The foundation does help women who want to get out of the business, and it also has a strategy to get women out of a particular establishment: "We normally ask a customer to help them get away. This way it does not affect the others."
She said that, moreover, women working in the sex industry have their own networks and methods to help trafficked women and those under 18 years old who are forced to work.
She revealed that from time to time, the police or even the owners of brothels request that the foundation provide temporary shelters for prostitutes, especially those under 18.
" This is the real world. We have to admit it," said Chantawipa, laughing.
The foundation uses every opportunity to ask brothel owners to allow their employees to join in Empower activities. Some do not, for fear of losing the women. But many do, as they understand that the job of prostitution does not last long and the women need contacts and other skills as they get older.
She said the police raids help just a few people, while the foundation's efforts help thousands.
"The women can continue working at night. In the afternoon, they can join our classes for health, language or skills training.
"Whenever they want to stop being prostitutes, they can leave with good health and continue their lives. But if they are caught up in the police raids, publicly humiliated and treated as criminals, they have difficulties in leading a normal life back home with their families," Chantawipa explained.
Chantawipa Apisuk was born in Bangkok in 1947. After graduating from the Faculty of Sociology and Anthropology at Thammasat University, she headed for the Southeast Asia Resource Center in New York to further her studies and work on human rights issues.
In 1984, she came back to Thailand and began working with women in the sex industry.

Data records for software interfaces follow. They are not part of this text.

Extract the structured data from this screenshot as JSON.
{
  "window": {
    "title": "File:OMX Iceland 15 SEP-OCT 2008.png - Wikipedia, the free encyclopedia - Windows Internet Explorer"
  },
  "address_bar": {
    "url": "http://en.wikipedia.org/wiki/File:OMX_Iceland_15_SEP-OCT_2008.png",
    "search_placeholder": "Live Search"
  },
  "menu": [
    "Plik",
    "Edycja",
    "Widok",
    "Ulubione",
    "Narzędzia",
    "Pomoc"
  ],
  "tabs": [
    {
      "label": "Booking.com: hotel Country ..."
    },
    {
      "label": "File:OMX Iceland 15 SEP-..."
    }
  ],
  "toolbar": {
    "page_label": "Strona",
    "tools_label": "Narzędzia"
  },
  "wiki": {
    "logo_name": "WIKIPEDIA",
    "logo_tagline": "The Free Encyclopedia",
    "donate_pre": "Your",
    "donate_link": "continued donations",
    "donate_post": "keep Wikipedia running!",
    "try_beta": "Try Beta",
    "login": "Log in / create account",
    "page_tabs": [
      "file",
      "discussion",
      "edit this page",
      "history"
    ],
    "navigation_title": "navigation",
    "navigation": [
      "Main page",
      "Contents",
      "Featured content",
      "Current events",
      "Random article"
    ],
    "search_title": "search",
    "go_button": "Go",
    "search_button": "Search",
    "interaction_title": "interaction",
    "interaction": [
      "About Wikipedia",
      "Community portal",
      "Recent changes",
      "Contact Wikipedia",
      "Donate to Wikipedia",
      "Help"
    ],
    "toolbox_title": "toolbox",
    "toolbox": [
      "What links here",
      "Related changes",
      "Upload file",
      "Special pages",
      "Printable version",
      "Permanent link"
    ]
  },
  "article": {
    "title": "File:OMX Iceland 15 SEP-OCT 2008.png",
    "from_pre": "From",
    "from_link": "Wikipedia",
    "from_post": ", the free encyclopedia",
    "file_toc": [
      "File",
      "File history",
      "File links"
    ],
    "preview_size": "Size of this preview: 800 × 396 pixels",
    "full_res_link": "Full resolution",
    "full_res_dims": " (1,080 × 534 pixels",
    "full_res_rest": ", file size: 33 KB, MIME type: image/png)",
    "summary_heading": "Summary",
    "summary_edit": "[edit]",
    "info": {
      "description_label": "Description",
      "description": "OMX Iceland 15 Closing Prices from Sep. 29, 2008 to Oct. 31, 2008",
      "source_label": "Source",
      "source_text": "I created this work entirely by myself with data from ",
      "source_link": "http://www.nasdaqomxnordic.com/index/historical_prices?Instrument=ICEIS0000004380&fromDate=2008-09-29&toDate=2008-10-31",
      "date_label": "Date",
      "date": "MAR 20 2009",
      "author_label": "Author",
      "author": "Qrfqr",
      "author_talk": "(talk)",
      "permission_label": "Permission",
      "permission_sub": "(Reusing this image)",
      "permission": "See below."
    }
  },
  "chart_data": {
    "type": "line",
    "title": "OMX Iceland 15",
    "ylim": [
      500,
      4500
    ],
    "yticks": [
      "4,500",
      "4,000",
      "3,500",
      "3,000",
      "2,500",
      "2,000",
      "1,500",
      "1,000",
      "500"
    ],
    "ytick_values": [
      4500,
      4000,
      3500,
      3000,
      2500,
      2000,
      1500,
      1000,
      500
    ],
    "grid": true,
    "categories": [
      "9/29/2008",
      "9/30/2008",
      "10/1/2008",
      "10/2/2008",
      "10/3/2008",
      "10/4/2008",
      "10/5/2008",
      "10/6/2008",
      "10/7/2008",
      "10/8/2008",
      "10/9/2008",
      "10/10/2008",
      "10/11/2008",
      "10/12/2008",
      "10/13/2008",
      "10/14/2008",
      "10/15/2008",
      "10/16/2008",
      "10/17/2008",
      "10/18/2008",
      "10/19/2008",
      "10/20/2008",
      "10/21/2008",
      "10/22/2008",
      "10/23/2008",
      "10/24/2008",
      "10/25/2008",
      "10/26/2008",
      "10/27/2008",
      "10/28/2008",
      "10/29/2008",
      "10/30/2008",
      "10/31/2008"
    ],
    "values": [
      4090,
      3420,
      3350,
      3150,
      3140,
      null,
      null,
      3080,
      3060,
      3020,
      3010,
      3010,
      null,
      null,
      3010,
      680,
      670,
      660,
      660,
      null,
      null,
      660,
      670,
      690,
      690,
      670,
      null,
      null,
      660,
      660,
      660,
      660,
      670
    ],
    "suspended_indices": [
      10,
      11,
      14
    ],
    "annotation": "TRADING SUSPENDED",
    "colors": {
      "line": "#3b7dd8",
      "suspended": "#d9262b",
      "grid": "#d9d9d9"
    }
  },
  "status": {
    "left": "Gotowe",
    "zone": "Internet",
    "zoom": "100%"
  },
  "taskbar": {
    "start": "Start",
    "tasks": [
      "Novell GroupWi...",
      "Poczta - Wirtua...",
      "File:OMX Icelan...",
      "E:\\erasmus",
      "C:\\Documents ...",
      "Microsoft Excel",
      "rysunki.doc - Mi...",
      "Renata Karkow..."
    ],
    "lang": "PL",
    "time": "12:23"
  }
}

Shortly after she founded the Empower Foundation. The foundation has established a school for adult education and employment training for sex workers in Bangkok, and also provides legal assistance. There are also foundation social centres and health clinics in Chiang Mai, Chiang Rai and Phuket.
Chantawipa is married to Chumpon Apisuk, an international performance artist who founded ASIATOPIA, an Asian artist network in Thailand. They have one daughter, Pirapa Apisuk, a contemporary pianist who operates a music school in Bangkok.